    2. Protein Synthesis • Occurs in 2 steps: • In nucleus- Transcription • In cytoplasm/ ribosomes- Translation

    3. Messenger RNA Ribosomal RNA Transfer RNA Bringamino acids toribosome Combine with proteins tRNA mRNA Carry instructions rRNA DNA Ribosome Ribosomes Concept Map Section 12-3 RNA can be also called which functions to also called which functions to also called which functions to from to to make up Go to Section:

    4. Figure 12–14 Transcription Section 12-3 Adenine (DNA and RNA) Cystosine (DNA and RNA) Guanine(DNA and RNA) Thymine (DNA only) Uracil (RNA only) RNApolymerase DNA RNA Go to Section:

    5. Figure 12–17 The Genetic Code Section 12-3 Go to Section:

    6. Figure 12–18 Translation Section 12-3 Nucleus Messenger RNA Messenger RNA is transcribed in the nucleus. mRNA Lysine Phenylalanine tRNA Transfer RNA The mRNA then enters the cytoplasm and attaches to a ribosome. Translation begins at AUG, the start codon. Each transfer RNA has an anticodon whose bases are complementary to a codon on the mRNA strand. The ribosome positions the start codon to attract its anticodon, which is part of the tRNA that binds methionine. The ribosome also binds the next codon and its anticodon. Methionine Ribosome Start codon mRNA Go to Section:

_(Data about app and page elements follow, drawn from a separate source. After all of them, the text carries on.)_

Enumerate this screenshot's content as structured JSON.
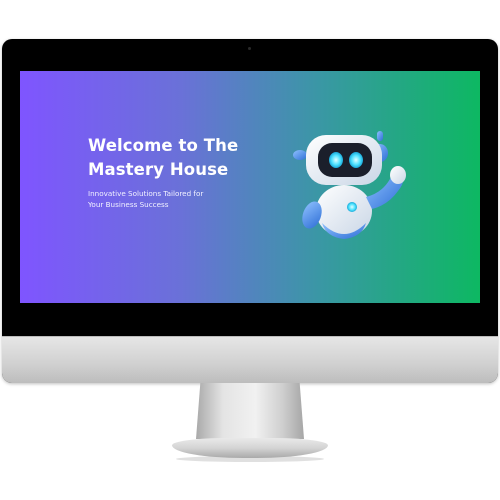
{
  "hero": {
    "title_line1": "Welcome to The",
    "title_line2": "Mastery House",
    "subtitle_line1": "Innovative Solutions Tailored for",
    "subtitle_line2": "Your Business Success"
  },
  "illustration": {
    "name": "robot-mascot",
    "icon": "robot-icon"
  },
  "colors": {
    "gradient_start": "#7f55ff",
    "gradient_end": "#0db862",
    "monitor_bezel": "#000000",
    "title_text": "#ffffff"
  }
}
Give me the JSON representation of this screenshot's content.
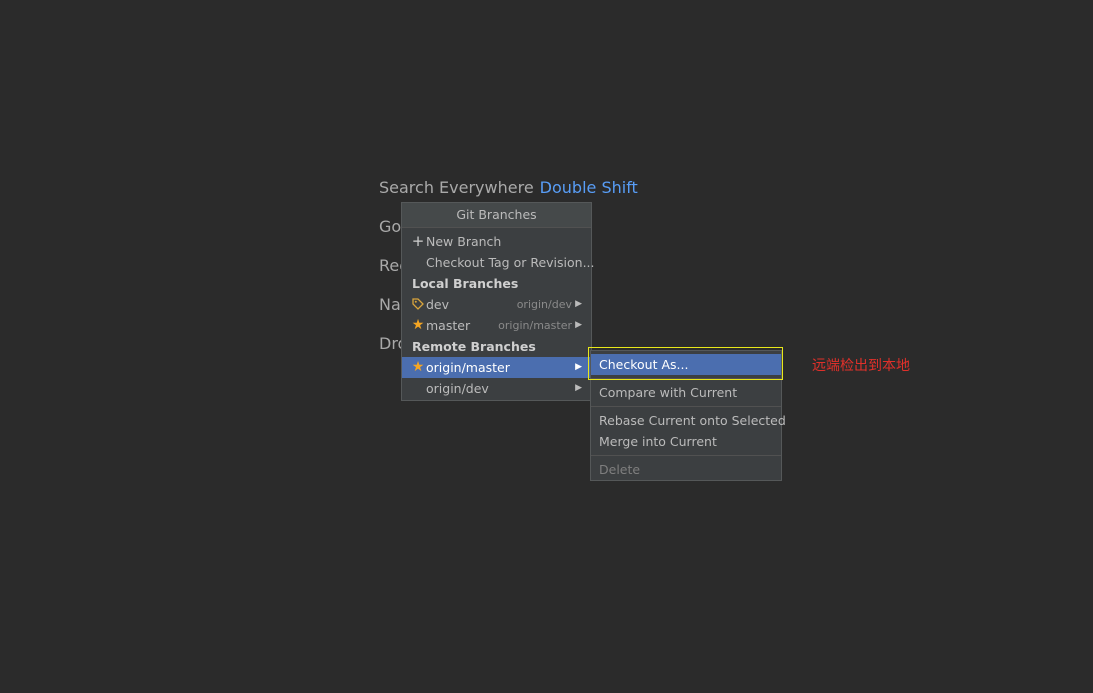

    7. Figure 12–18 Translation (continued) Section 12-3 The Polypeptide “Assembly Line” The ribosome joins the two amino acids—methionine and phenylalanine—and breaks the bond between methionine and its tRNA. The tRNA floats away, allowing the ribosome to bind to another tRNA. The ribosome moves along the mRNA, binding new tRNA molecules and amino acids. Growing polypeptide chain Ribosome tRNA Lysine tRNA mRNA Completing the Polypeptide The process continues until the ribosome reaches one of the three stop codons. The result is a growing polypeptide chain. mRNA Translation direction Ribosome Go to Section: